Forecast for the Uintas Area Mountains

Craig Gordon
Issued by Craig Gordon on
Wednesday morning, January 18, 2023
About as straight-forward as it gets-
MODERATE avalanche danger is found on upper elevation leeward slopes, especially in the wind zone at and above treeline. Fresh wind drifts reactive to our additional weight are POSSIBLE. While, more the exception than the rule, a rogue avalanche breaking to weak layers now buried deep in our snowpack remains POSSIBLE. The danger is most pronounced in steep, rocky terrain facing the north half of the compass.
Generally LOW avalanche danger is found on all mid and lower elevation slopes.
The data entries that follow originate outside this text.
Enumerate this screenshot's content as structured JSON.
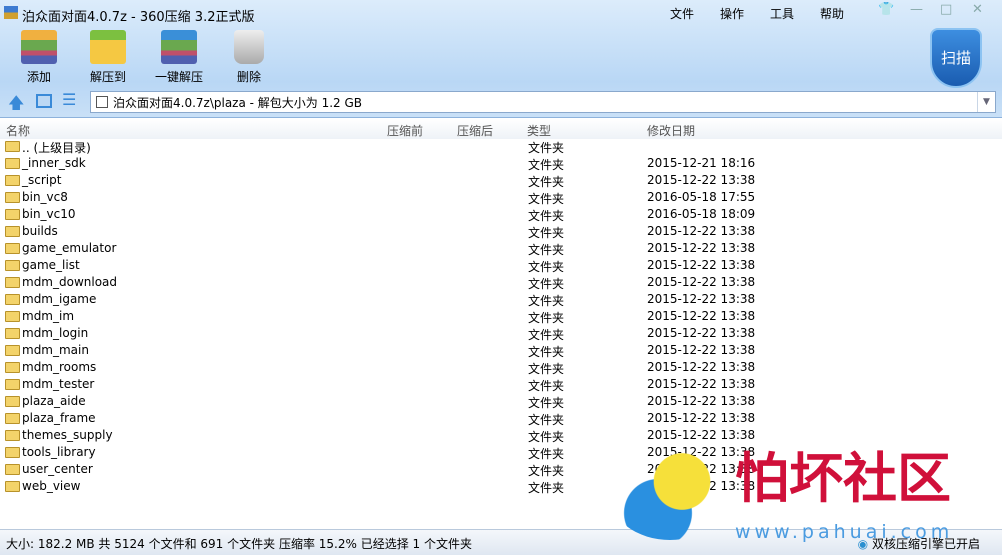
{
  "window": {
    "title": "泊众面对面4.0.7z - 360压缩 3.2正式版",
    "menu": [
      "文件",
      "操作",
      "工具",
      "帮助"
    ]
  },
  "toolbar": {
    "add": "添加",
    "extract_to": "解压到",
    "one_click": "一键解压",
    "delete": "删除",
    "scan": "扫描"
  },
  "address": {
    "value": "泊众面对面4.0.7z\\plaza - 解包大小为 1.2 GB"
  },
  "columns": [
    "名称",
    "压缩前",
    "压缩后",
    "类型",
    "修改日期"
  ],
  "rows": [
    {
      "name": ".. (上级目录)",
      "type": "文件夹",
      "date": ""
    },
    {
      "name": "_inner_sdk",
      "type": "文件夹",
      "date": "2015-12-21 18:16"
    },
    {
      "name": "_script",
      "type": "文件夹",
      "date": "2015-12-22 13:38"
    },
    {
      "name": "bin_vc8",
      "type": "文件夹",
      "date": "2016-05-18 17:55"
    },
    {
      "name": "bin_vc10",
      "type": "文件夹",
      "date": "2016-05-18 18:09"
    },
    {
      "name": "builds",
      "type": "文件夹",
      "date": "2015-12-22 13:38"
    },
    {
      "name": "game_emulator",
      "type": "文件夹",
      "date": "2015-12-22 13:38"
    },
    {
      "name": "game_list",
      "type": "文件夹",
      "date": "2015-12-22 13:38"
    },
    {
      "name": "mdm_download",
      "type": "文件夹",
      "date": "2015-12-22 13:38"
    },
    {
      "name": "mdm_igame",
      "type": "文件夹",
      "date": "2015-12-22 13:38"
    },
    {
      "name": "mdm_im",
      "type": "文件夹",
      "date": "2015-12-22 13:38"
    },
    {
      "name": "mdm_login",
      "type": "文件夹",
      "date": "2015-12-22 13:38"
    },
    {
      "name": "mdm_main",
      "type": "文件夹",
      "date": "2015-12-22 13:38"
    },
    {
      "name": "mdm_rooms",
      "type": "文件夹",
      "date": "2015-12-22 13:38"
    },
    {
      "name": "mdm_tester",
      "type": "文件夹",
      "date": "2015-12-22 13:38"
    },
    {
      "name": "plaza_aide",
      "type": "文件夹",
      "date": "2015-12-22 13:38"
    },
    {
      "name": "plaza_frame",
      "type": "文件夹",
      "date": "2015-12-22 13:38"
    },
    {
      "name": "themes_supply",
      "type": "文件夹",
      "date": "2015-12-22 13:38"
    },
    {
      "name": "tools_library",
      "type": "文件夹",
      "date": "2015-12-22 13:38"
    },
    {
      "name": "user_center",
      "type": "文件夹",
      "date": "2015-12-22 13:38"
    },
    {
      "name": "web_view",
      "type": "文件夹",
      "date": "2015-12-22 13:38"
    }
  ],
  "status": {
    "summary": "大小: 182.2 MB 共 5124 个文件和 691 个文件夹 压缩率 15.2% 已经选择 1 个文件夹",
    "engine": "双核压缩引擎已开启"
  },
  "watermark": {
    "text": "怕坏社区",
    "url": "www.pahuai.com"
  }
}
Learn how to read the forecast here
Special Announcements
Are you snowpack curious... wondering how it went from Zero to Hero? Well then, you came to the right place! Please join me 6:00 next Monday, January 23rd at the Kimball Junction Library for a State of the Snowpack prezo. It's gonna be informative, educational, and quite possibly entertaining :)
Weather and Snow
Nowcast- With mostly cloudy skies overhead, light snow falls across the range adding a couple more inches of ultra low density, Uber-fluff overnight. It's crisp, with temperatures starting the work day in the single digits and low teens. East and northeast winds blow 10-20 mph near the high peaks. I think our big open bowls saw a bit of wind damage overnight, but lose a little elevation and you'll be rewarded with outstanding riding.
Forecast- Light snow wraps up early this morning, but clouds linger 'til about noon and thin out as the day wares on. Northerly winds may bump into the 30's and become a nuisance near the high peaks. Temperatures climb into the mid 20's with overnight lows in the single digits.
Futurecast- Another storm is in the queue for Thursday, but dives south, delivering just scattered snow showers for our zone. Weak high pressure is on tap to round out the work week.

Brock Berry finds himself deep in the white room.
Huge thanks for all the great obs streaming in from the eastern front. Detailed trip reports and recent obs are found HERE.
Recent Avalanches
Other than a shallow wind drift or two, no significant avy activity to report. But a slew of Uinta avy obs are found HERE.
Avalanche Problem #1
Wind Drifted Snow
24 hour data dump from Windy Peak(10,662') shows recent run of southeast winds.
Recent east and northeast winds created shallow drifts on upper elevation slopes with a hint of west to their aspect, which is slightly unusual for us. So, for today... you'll find fresh wind drifts on the leeward side of upper elevation ridges, but they've been camouflaged under a few inches of fresh snow, making them hard to detect. Manageable in size and breaking at or below our skis, board, or sled this is an easy avalanche dragon to avoid... lose the wind and you lose the problem.

Avalanche Problem #2
Persistent Weak Layer
In this viddy, Mark most excellently describes the how and why our snowpack is turning the corner
Can I trigger a deep, dangerous avalanche that breaks to the midpack November facets? Yeah... but I've really gotta hunt this one out and all the planets have to align to ruin my day. Likely suspects include steep, rocky, upper elevation terrain where the snowpack is lean or slopes that avalanched earlier this season and are therefore slightly more thin and fragile. I'm stepping out cautiously, but with intent, gathering as much snowpack intel as I can along the way.
Additional Information
Weather stations-
And... rime events have severely crippled the Uinta weather station network. I'm working to get it back up and running and this real-time winter info is found HERE (click weather stations, and then on the Western Uinta tab)
Your observations are important, so please let me know what you're seeing... click HERE and contribute to this amazing community-based program
General Announcements
Issued at 03:43 on Wednesday January 18th, this forecast expires 24 hours after the date and time posted, but will be updated by 07:00 Thursday January 19th, 2023.
Before it gets too crazy, now is the time to book an avalanche awareness presentation for your group, club, or posse. You can reach Craig directly at 801-231-2170 or [email protected].

This forecast is from the U.S.D.A. Forest Service, which is solely responsible for its content. This forecast describes general avalanche conditions and local variations always occur.